We use Sidekiq Pro to manage all background jobs in our Rails application. While Sidekiq has built-in support for prioritizing jobs of different types, the framework does not inherently support prioritization for jobs of the same type. So we built out that feature ourselves!
Our Sidekiq setup involves workers split into a few different worker types differentiated by memory availability and the concurrency with which jobs are processed. Initially, workers belonging to each worker type had a single designated queue they pulled jobs from. For example, consider two types of jobs, FancyJobA and FancyJobB that are both processed by the same type of worker type_a_worker.
In a project we recently completed, we had to refactor an object so that one of its foreign key associations referred to a new model. We use Ruby/Rails and deploy code to Heroku with Preboot enabled. Implementing this change safely without any downtime was surprisingly tricky to get right (in fact we didn’t at first, and ended up with a brief outage in a part of our product, although fortunately no data was lost). Pedro Belo’s post on hot compatibility lists some patterns to make basic data migrations zero-downtime deployment safe. As Belo mentions at the end of his post, hot compatibility needs to be addressed at the application level, and often takes a lot of planning and work. This article describes a reusable pattern to safely make a change to a foreign key reference with no downtime.
At Panorama, one of our core company values is to contribute to the communities we are a part of and in the spirit of this value, one of the goals of the engineering team this quarter is to further this culture of giving back to the community. As part of this goal, we are undertaking initiatives to get involved with the thriving local developer community in Boston.

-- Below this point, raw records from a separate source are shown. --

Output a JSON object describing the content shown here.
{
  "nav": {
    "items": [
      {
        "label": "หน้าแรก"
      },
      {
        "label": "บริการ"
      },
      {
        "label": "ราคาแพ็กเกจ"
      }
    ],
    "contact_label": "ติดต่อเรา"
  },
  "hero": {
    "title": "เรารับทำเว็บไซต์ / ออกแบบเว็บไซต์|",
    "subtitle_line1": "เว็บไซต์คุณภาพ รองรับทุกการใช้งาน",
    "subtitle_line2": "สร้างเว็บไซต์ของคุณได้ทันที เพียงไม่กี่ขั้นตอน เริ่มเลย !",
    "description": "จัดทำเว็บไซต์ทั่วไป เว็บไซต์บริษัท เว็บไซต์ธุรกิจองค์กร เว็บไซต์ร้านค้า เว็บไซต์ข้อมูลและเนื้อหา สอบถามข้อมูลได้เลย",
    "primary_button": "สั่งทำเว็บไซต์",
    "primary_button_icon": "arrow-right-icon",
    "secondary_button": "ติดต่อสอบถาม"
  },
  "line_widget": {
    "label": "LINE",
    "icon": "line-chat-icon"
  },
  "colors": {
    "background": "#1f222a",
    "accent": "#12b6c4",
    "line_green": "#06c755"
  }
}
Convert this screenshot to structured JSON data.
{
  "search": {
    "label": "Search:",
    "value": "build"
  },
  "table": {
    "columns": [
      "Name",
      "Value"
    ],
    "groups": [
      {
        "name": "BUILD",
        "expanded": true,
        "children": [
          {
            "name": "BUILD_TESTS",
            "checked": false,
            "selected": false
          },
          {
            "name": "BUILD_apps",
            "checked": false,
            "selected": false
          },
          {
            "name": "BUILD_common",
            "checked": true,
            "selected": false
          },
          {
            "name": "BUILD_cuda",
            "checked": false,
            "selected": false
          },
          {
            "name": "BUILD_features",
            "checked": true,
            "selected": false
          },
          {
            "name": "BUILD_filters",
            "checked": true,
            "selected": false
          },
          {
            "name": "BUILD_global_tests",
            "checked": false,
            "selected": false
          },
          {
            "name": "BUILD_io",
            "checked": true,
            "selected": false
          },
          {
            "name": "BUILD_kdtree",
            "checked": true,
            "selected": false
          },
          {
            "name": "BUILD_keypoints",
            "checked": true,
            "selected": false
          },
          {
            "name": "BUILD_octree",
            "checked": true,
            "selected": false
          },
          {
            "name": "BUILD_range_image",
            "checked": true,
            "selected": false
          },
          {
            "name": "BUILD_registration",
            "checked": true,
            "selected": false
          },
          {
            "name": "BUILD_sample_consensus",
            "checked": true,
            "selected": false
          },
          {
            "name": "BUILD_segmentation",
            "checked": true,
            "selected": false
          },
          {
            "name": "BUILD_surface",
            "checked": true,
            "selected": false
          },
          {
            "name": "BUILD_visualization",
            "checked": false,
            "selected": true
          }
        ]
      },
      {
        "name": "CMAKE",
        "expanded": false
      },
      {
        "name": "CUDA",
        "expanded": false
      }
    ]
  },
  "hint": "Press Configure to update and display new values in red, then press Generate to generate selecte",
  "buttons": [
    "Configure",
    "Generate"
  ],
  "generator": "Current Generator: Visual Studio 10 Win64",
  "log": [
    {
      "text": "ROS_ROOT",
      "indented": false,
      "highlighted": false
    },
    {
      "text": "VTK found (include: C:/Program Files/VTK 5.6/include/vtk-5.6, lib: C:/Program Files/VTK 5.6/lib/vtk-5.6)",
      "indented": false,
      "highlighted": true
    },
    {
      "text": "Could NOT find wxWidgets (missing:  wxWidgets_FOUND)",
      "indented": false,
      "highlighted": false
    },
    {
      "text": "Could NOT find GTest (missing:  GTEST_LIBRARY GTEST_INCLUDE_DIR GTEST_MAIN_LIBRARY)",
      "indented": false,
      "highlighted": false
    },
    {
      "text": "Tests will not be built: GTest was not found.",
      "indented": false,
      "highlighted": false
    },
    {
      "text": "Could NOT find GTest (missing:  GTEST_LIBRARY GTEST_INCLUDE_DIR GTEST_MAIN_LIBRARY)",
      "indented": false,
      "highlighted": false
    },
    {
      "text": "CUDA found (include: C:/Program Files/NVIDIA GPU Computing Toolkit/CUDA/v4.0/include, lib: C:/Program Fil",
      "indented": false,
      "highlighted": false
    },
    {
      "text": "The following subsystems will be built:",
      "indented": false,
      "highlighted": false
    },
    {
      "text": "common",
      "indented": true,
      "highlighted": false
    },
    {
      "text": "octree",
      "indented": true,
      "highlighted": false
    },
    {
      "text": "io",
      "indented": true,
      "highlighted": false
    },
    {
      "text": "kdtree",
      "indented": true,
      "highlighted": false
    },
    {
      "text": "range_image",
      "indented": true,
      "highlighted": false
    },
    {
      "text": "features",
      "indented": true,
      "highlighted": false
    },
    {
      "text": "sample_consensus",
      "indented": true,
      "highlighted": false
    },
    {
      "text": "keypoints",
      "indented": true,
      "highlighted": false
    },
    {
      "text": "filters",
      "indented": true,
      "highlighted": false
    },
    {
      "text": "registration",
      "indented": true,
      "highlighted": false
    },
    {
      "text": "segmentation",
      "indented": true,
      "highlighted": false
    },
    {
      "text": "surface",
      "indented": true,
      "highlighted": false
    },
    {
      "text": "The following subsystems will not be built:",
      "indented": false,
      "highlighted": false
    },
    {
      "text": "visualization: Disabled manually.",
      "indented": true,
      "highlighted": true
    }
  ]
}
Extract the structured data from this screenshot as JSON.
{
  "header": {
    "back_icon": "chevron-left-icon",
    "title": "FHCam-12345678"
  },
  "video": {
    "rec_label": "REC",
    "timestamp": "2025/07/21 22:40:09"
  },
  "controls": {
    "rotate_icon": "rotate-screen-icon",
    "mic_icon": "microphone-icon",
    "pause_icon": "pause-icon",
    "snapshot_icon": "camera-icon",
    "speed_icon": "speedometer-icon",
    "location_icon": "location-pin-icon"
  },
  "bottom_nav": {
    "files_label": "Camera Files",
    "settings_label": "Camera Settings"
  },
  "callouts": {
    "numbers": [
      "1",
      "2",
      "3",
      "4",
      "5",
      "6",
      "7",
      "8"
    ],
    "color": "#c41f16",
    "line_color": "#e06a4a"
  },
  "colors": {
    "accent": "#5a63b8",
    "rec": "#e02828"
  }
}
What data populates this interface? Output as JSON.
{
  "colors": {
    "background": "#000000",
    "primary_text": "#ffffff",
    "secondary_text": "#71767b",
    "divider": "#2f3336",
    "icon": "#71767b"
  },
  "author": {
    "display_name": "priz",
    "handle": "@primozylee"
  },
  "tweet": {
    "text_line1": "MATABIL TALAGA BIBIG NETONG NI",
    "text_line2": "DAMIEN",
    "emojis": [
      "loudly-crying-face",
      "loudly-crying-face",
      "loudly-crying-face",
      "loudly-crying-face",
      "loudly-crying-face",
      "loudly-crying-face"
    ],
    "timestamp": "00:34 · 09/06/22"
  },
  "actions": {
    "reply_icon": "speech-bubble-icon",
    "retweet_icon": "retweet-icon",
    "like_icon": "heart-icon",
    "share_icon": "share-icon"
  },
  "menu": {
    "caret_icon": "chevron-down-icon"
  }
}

We identified CodeAcross Boston 2015, a civic tech hackathon organized by Code for Boston, as a cool local developer event to attend; David, Geoffrey and I represented Panorama at the weekend-long hackathon. Our goals for this event were twofold: first, get acquainted with other developers around Boston, and second, hack on a project that we believed could benefit the people of the city.